Color Blindness

When you design an interface, it’s important to always remember about color blind people. It’s no secret that approximately 8-10% of men and 0.5% of women have certain form of color blindness. In other words, among every 100 visitors of your website, there’ll be at least 10 who “see the world differently”. That’s why it’s good to make sure that the design looks equally clear and accessibly for everyone.

For those who don’t remember what it is, color blindness is the inability to distinguish certain colors of the spectrum. It’s more common for men rather than women since this disturbance occurs by mutation of the X chromosome. There are 3 main types of color blindness: deuteranopia (green and most common one), protanopia (red) and tritanopia (blue). If you’re curious about how the world looks like for each of these forms, take a look at the rainbows below.

forms

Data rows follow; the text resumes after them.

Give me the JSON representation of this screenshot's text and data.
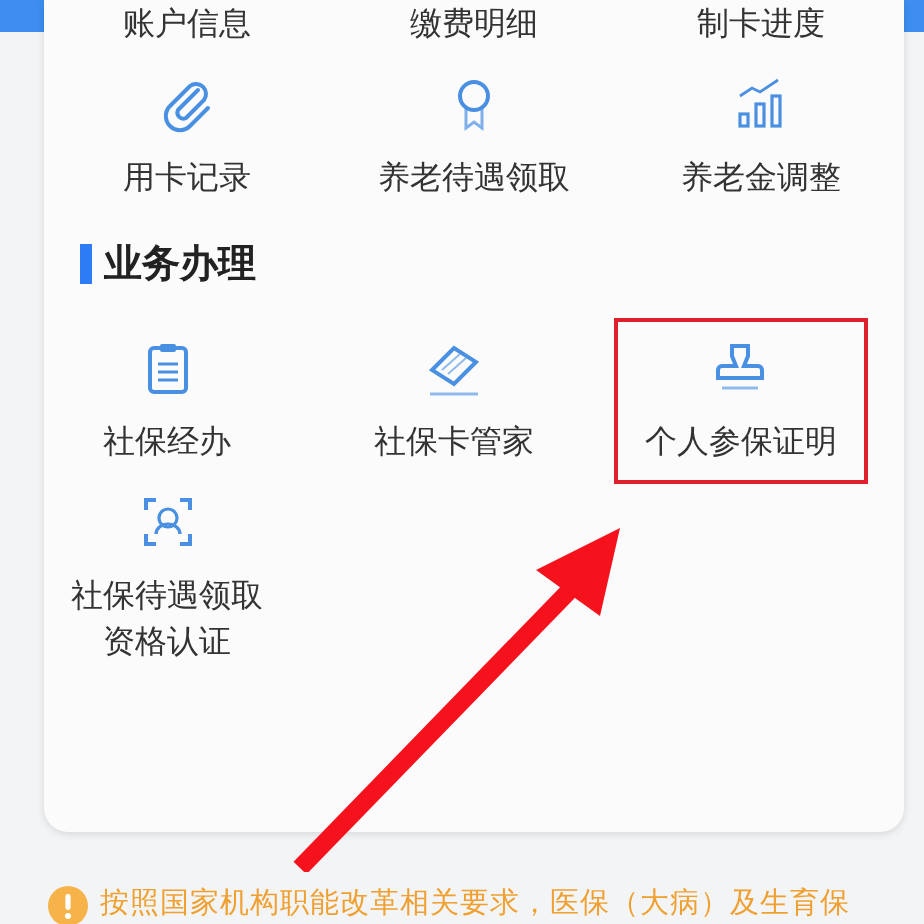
{
  "top_items": [
    {
      "lines": [
        "账户信息"
      ],
      "kind": "plain"
    },
    {
      "lines": [
        "缴费明细"
      ],
      "kind": "plain"
    },
    {
      "lines": [
        "制卡进度"
      ],
      "kind": "plain"
    },
    {
      "lines": [
        "用卡记录"
      ],
      "kind": "clip"
    },
    {
      "lines": [
        "养老待遇领取"
      ],
      "kind": "medal"
    },
    {
      "lines": [
        "养老金调整"
      ],
      "kind": "chart"
    }
  ],
  "section": {
    "title": "业务办理",
    "items": [
      {
        "lines": [
          "社保经办"
        ],
        "kind": "clipboard",
        "highlighted": false
      },
      {
        "lines": [
          "社保卡管家"
        ],
        "kind": "card",
        "highlighted": false
      },
      {
        "lines": [
          "个人参保证明"
        ],
        "kind": "stamp",
        "highlighted": true
      },
      {
        "lines": [
          "社保待遇领取",
          "资格认证"
        ],
        "kind": "face",
        "highlighted": false
      }
    ]
  },
  "notice": "按照国家机构职能改革相关要求，医保（大病）及生育保"
}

Right now you’re probably thinking something like “Why would I even rely on such a small group of users?” But the thing is that all the elements that suit daltonians are considered to be really well crafted. And if you make a universal design, it doesn’t mean that its aesthetics should suffer. So if you’re ready to rock and learn how to make a nice layout available for color blind people, here’re the main five principles:

Use both, color and graphics at the same time

If you think that color has absolute power, you’re wrong. Let’s take error messages as an example. When it comes to certain forms of color blindness, it’s difficult or even impossible to see the red in it. Does it mean that designer should change it to blue or purple or something else? Nope. Adding icons or other graphic symbols would be a much better solution to attract user’s attention. “Funny toaster” error page designed by Timo Wagner perfectly illustrates this statement. And if you have second thoughts or doubts about if your graphic solution makes sense, there’s always a way to see your design from color blind perspective. Just go to Photoshop: View — Proof Setup — Color blindness — Type.

By the way, there’s also a funny fact about Facebook logo. Did you know that its famous blue color scheme was chosen due to the fact that Mark Zuckerberg has red-green color blindness? So there we go: blue that is.

error

Minimalism? Yes, please!

Instead of using 10 different colors for your interface design, make it 5 or 3. It’s a proven fact that the less colors you use, the better it looks for users with color blindness. Besides, minimalism is a trend these days. Take a look at home page design of Sabé Masson perfumes. There’s not much going but yet it looks great. Plus, they also use graphics to help attract attention (see the delivery box in top right corner). And I’m not the only one to think that it’s a nice example: Awwwards‘s put it on their winner-list page, too.

Sabé Masson La maison du Soft Perfume

Use texture and patterns to create a better contrast

If you want to create a contrast, solid colors won’t be of much help here. The better decision is to use patterns and textures. For example, it can be difficult for users with color blindness to distinguish the charts. In this case it’s better to take a contrasting pattern, especially if the color palette is limited. Julian Hrankov (the one who designed infographics listed below) comes up with even better idea to turn the perspective and use unusual shapes. And it works!

full_view

Use contrasting colors and tints

There’s no need to rely on black and white as on the only contrasting pair. You’d have to add more colors to your design anyway. And it’s really important to choose the right ones so that color blinded people would be able to see the link inserted in your text or highlighted selection. This UI represents exactly what I mean. No matter which mode your choose in Photoshop, the contrast is there.

Statistics_-_real_size

Avoid dangerous color combinations

There’re certain combinations which are considered to be dangerous in the world of color. Because of the fact that color blindness performs differently for different people, it’s hard to tell which colors are “safe” for web design. But here’s a small list of combinations which represent a real nightmare for such people: green + red, green +brown, blue + purple, green + blue, light green + yellow, blue + grey, green + black. Just keep them in mind when you start designing.

And just in case if feel like figuring out your level or color blindness, here’re a few tests to pass:

Color blind check

Ishihara test